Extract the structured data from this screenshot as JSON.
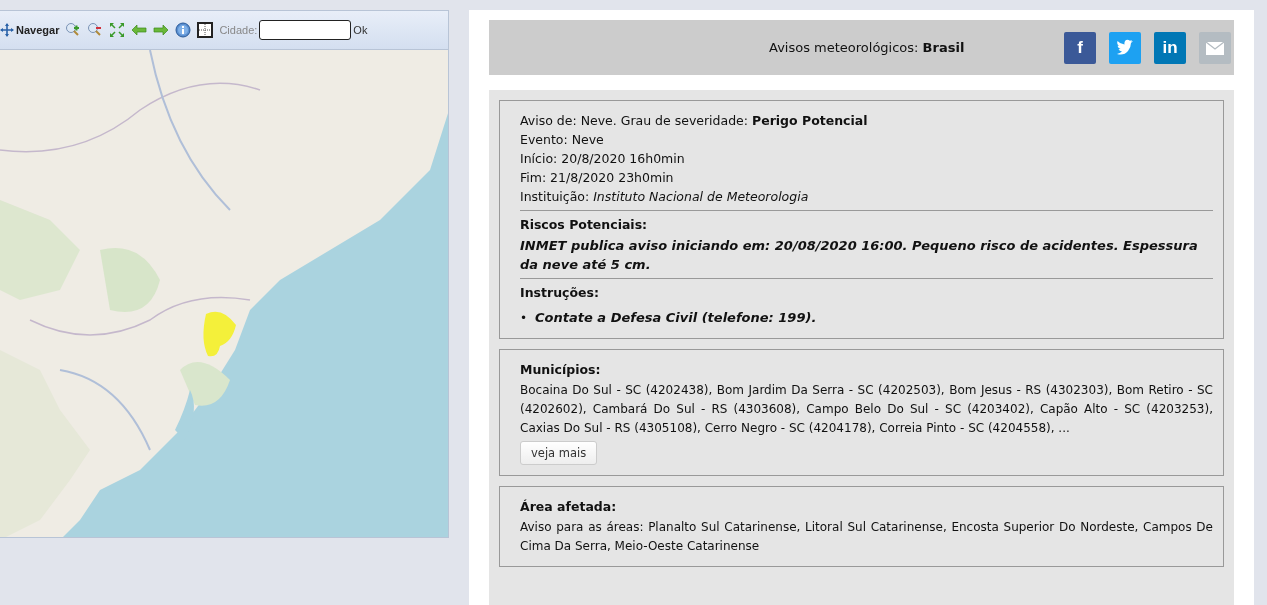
{
  "map_toolbar": {
    "tools": [
      {
        "kind": "pan",
        "label": "Navegar"
      },
      {
        "kind": "zoom-in"
      },
      {
        "kind": "zoom-out"
      },
      {
        "kind": "extent"
      },
      {
        "kind": "back"
      },
      {
        "kind": "forward"
      },
      {
        "kind": "info"
      },
      {
        "kind": "grid"
      }
    ],
    "city_label": "Cidade:",
    "ok": "Ok"
  },
  "header": {
    "title": "Avisos meteorológicos: **Brasil**",
    "share": [
      {
        "kind": "facebook",
        "label": "f",
        "color": "#3b5998"
      },
      {
        "kind": "twitter",
        "color": "#1da1f2"
      },
      {
        "kind": "linkedin",
        "label": "in",
        "color": "#0077b5"
      },
      {
        "kind": "email",
        "color": "#b4bcc2"
      }
    ]
  },
  "alert": {
    "lines": [
      "Aviso de: Neve. Grau de severidade: **Perigo Potencial**",
      "Evento: Neve",
      "Início: 20/8/2020 16h0min",
      "Fim: 21/8/2020 23h0min",
      "Instituição: *Instituto Nacional de Meteorologia*"
    ],
    "risks_title": "Riscos Potenciais:",
    "risks": "INMET publica aviso iniciando em: 20/08/2020 16:00. Pequeno risco de acidentes. Espessura da neve até 5 cm.",
    "instructions_title": "Instruções:",
    "instructions": [
      {
        "bullet": "•",
        "text": "Contate a Defesa Civil (telefone: 199)."
      }
    ]
  },
  "municipalities": {
    "title": "Municípios:",
    "text": "Bocaina Do Sul - SC (4202438), Bom Jardim Da Serra - SC (4202503), Bom Jesus - RS (4302303), Bom Retiro - SC (4202602), Cambará Do Sul - RS (4303608), Campo Belo Do Sul - SC (4203402), Capão Alto - SC (4203253), Caxias Do Sul - RS (4305108), Cerro Negro - SC (4204178), Correia Pinto - SC (4204558), ...",
    "more_button": "veja mais"
  },
  "area": {
    "title": "Área afetada:",
    "text": "Aviso para as áreas: Planalto Sul Catarinense, Litoral Sul Catarinense, Encosta Superior Do Nordeste, Campos De Cima Da Serra, Meio-Oeste Catarinense"
  }
}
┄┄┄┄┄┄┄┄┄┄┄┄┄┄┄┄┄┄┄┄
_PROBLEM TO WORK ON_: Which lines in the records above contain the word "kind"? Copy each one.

_EXERCISE OUTPUT_:
        "kind": "pan",
        "kind": "zoom-in"
        "kind": "zoom-out"
        "kind": "extent"
        "kind": "back"
        "kind": "forward"
        "kind": "info"
        "kind": "grid"
        "kind": "facebook",
        "kind": "twitter",
        "kind": "linkedin",
        "kind": "email",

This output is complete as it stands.